Through these changes and the process that led to them, Baker & McKenzie has been able to demonstrate improved retention in a relatively brief period of time.

 

 Get a Second Life

Lawyers' work is necessarily grounded in reality. So it is not surprising that many lawyers find relief in fantasy. Technology is giving lawyers fascinating means for indulging in a fantasy life without losing their concentration on the real-life issues they face in practice. One of these new media is a hybrid of video game technology and social networking programs that allows users to create and "live" in virtual worlds where people work collaboratively, combine learning with play, and generate business ideas and transactions. These sites allow participants to simulate real life experiences, and also to experiment with alternative versions of the real world.

One of the most popular of these sites is Second Life, where participants download software that enables them to create, and operate in, a virtual world. Once they join Second Life, they choose and customize a graphic animated character called an "avatar" to represent them in the virtual world. As members of Second Life, they build communities and simulate all aspects of daily life, from throwing virtual parties to trying virtual court cases.

Although Second Life looks like a game and provides a fun outlet for daydreamers, lawyers are using it in serious, edifying ways. They are building virtual cities that have new forms of governments, constitutions, and legal codes. They are offering virtual legal services and establishing bar associations, law schools, and training programs. They are even engaging in virtual litigation and mediation for disputes arising from virtual Second Life transactions. For further information about Second Life and its possibilities, go to www.secondlife.com, or read a recent article about it in the ABA Journal at http://www.abanet.org/journal/redesign/03flife.html.

 

 2007 InnovAction Awards
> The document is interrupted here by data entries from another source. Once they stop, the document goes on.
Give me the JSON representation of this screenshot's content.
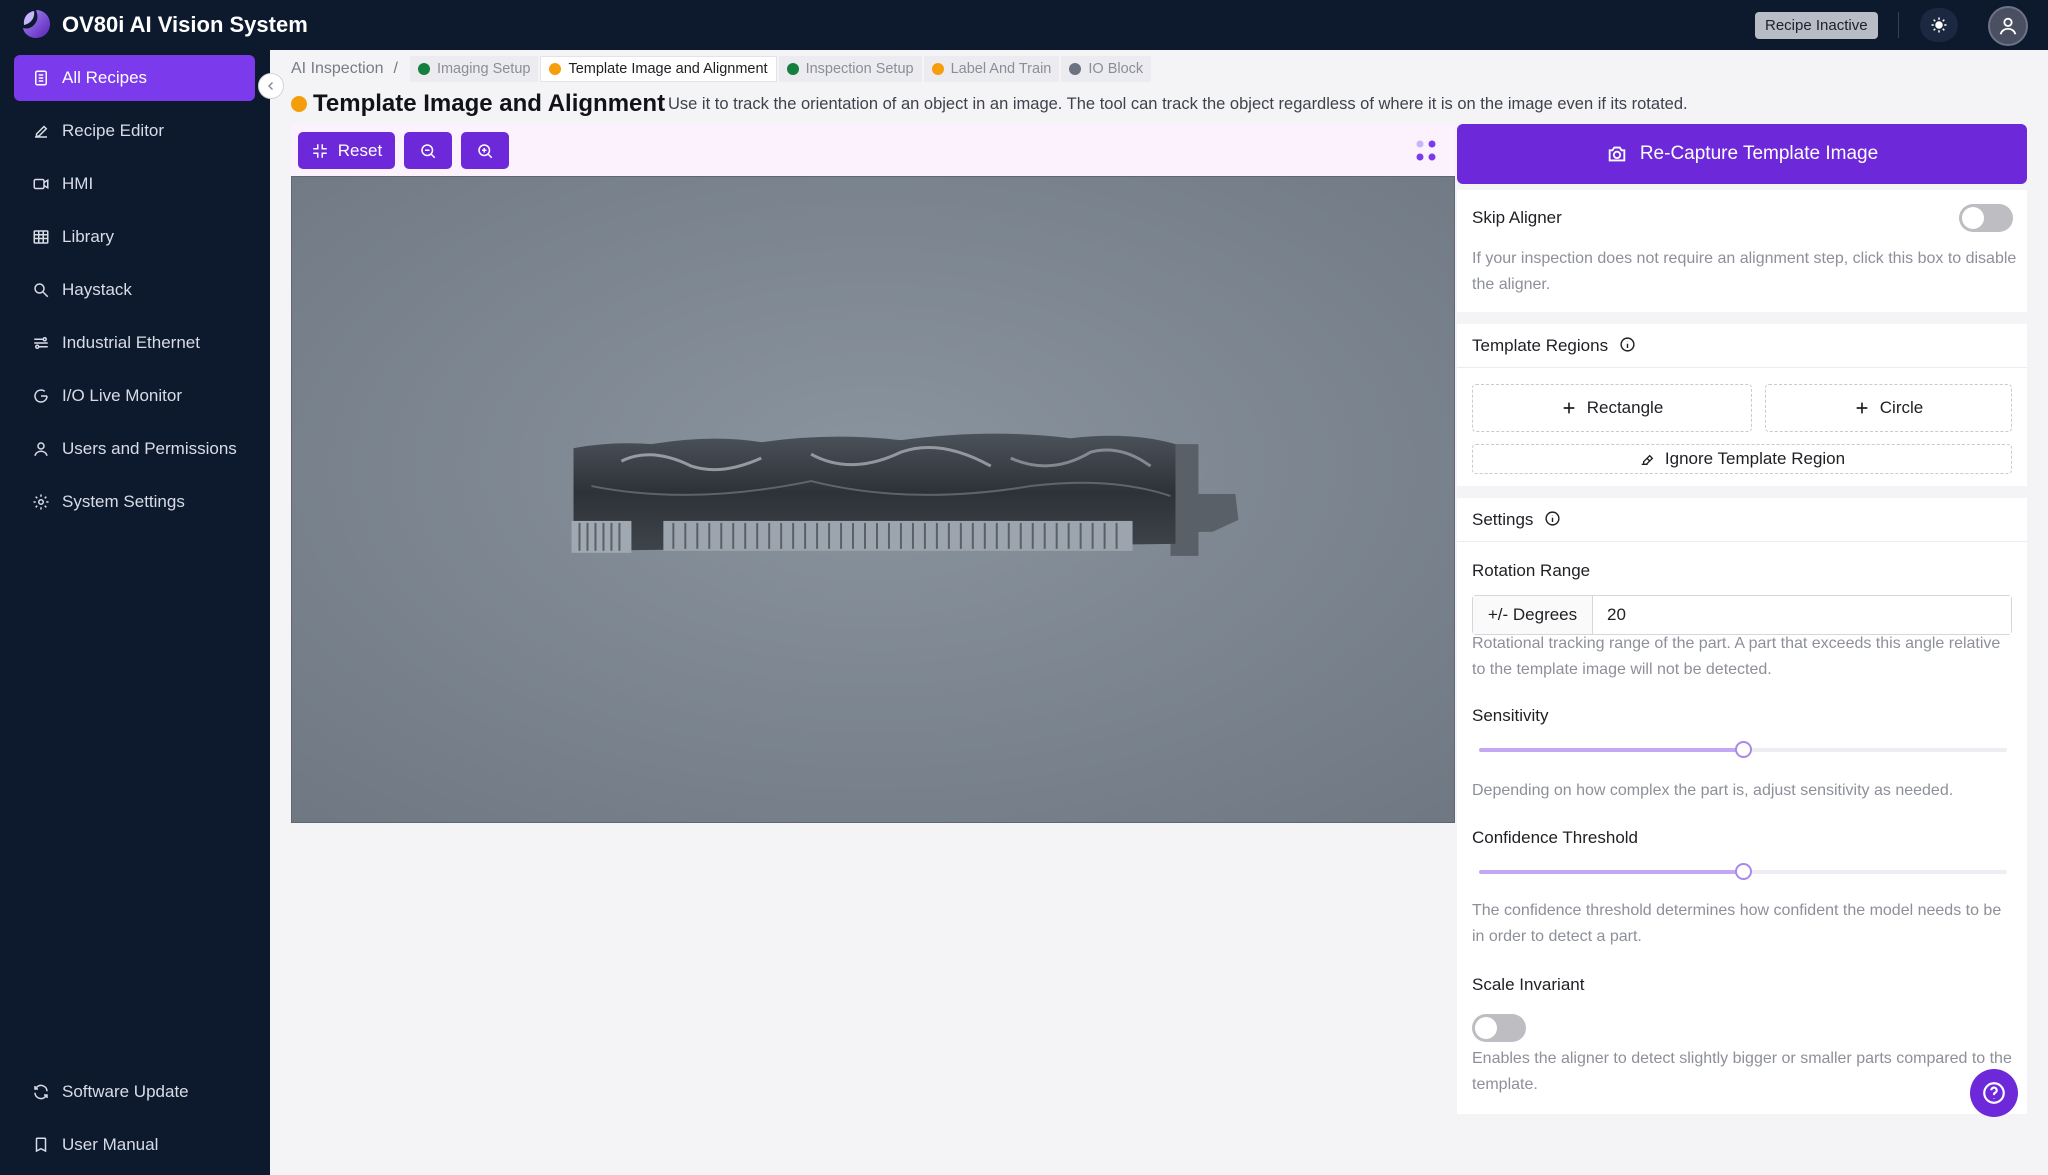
{
  "app": {
    "title": "OV80i AI Vision System",
    "recipe_status": "Recipe Inactive"
  },
  "sidebar": {
    "items": [
      {
        "label": "All Recipes",
        "icon": "document-icon",
        "active": true
      },
      {
        "label": "Recipe Editor",
        "icon": "pencil-icon"
      },
      {
        "label": "HMI",
        "icon": "video-icon"
      },
      {
        "label": "Library",
        "icon": "table-icon"
      },
      {
        "label": "Haystack",
        "icon": "search-icon"
      },
      {
        "label": "Industrial Ethernet",
        "icon": "network-icon"
      },
      {
        "label": "I/O Live Monitor",
        "icon": "monitor-icon"
      },
      {
        "label": "Users and Permissions",
        "icon": "user-icon"
      },
      {
        "label": "System Settings",
        "icon": "gear-icon"
      }
    ],
    "bottom_items": [
      {
        "label": "Software Update",
        "icon": "refresh-icon"
      },
      {
        "label": "User Manual",
        "icon": "book-icon"
      }
    ]
  },
  "breadcrumb": {
    "root": "AI Inspection",
    "separator": "/",
    "steps": [
      {
        "label": "Imaging Setup",
        "status_color": "#15803d"
      },
      {
        "label": "Template Image and Alignment",
        "status_color": "#f59e0b",
        "current": true
      },
      {
        "label": "Inspection Setup",
        "status_color": "#15803d"
      },
      {
        "label": "Label And Train",
        "status_color": "#f59e0b"
      },
      {
        "label": "IO Block",
        "status_color": "#6b7280"
      }
    ]
  },
  "page": {
    "title": "Template Image and Alignment",
    "status_color": "#f59e0b",
    "description": "Use it to track the orientation of an object in an image. The tool can track the object regardless of where it is on the image even if its rotated."
  },
  "toolbar": {
    "reset_label": "Reset"
  },
  "panel": {
    "capture_label": "Re-Capture Template Image",
    "skip_aligner": {
      "label": "Skip Aligner",
      "enabled": false,
      "help": "If your inspection does not require an alignment step, click this box to disable the aligner."
    },
    "template_regions": {
      "label": "Template Regions",
      "rectangle_label": "Rectangle",
      "circle_label": "Circle",
      "ignore_label": "Ignore Template Region"
    },
    "settings": {
      "label": "Settings",
      "rotation_range": {
        "label": "Rotation Range",
        "addon": "+/- Degrees",
        "value": "20",
        "help": "Rotational tracking range of the part. A part that exceeds this angle relative to the template image will not be detected."
      },
      "sensitivity": {
        "label": "Sensitivity",
        "fraction": 0.5,
        "help": "Depending on how complex the part is, adjust sensitivity as needed."
      },
      "confidence_threshold": {
        "label": "Confidence Threshold",
        "fraction": 0.5,
        "help": "The confidence threshold determines how confident the model needs to be in order to detect a part."
      },
      "scale_invariant": {
        "label": "Scale Invariant",
        "enabled": false,
        "help": "Enables the aligner to detect slightly bigger or smaller parts compared to the template."
      }
    }
  },
  "colors": {
    "accent": "#6d28d9",
    "sidebar_bg": "#0d1a2e",
    "active_nav": "#7c3aed"
  }
}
The College of Law Practice Management has launched the 2007 InnovAction Awards.  These awards honor lawyers, law firms, and other providers of legal services who are engaged in extraordinary innovative efforts. To learn more about the awards and how to enter the competition, see www.innovactionaward.com.

 Articles

One of my articles, "Diversity Challenges in Global Law Firms," was published in the NALP Bulletin, April 2007

I was quoted in several recent articles, including:

Malaika Costello-Dougherty, "We Quit: Why Women Are Leaving Law Firms," California Lawyer, February 2007

Stephanie Francis Ward, "The Ultimate Time-Money Trade-off," ABA Journal, February 2007

Shelly Garcia. "Why It's a Man's World at Many Valley Law Firms," San Fernando Valley Business Journal, March 19, 2007

 Speaking Engagements

April 27 and 28, NALP Annual Education Conference, Keystone, CO. On April 27, I will co-present with Linda Marks on "Building the On-Ramp: Helping Women Lawyers Return to Work," and on April 28, I will present on "Mentoring Across Differences."

May 17, New York City. Women in Law Empowerment Forum

May 22-23, New York City. American Conference Institute's Premier Conference on Retaining & Promoting Female Attorneys

June 12, Boston. Advancing Women in the Profession: Action Plans for Women's Bar Associations, Conference sponsored by the MIT Workplace Center, the Project for Attorney Retention, and the National Association of Women Lawyers

 


©2007 Ida Abbott Consulting
email: IdaAbbott@aol.com
web: www.IdaAbbott.com
510-339-6883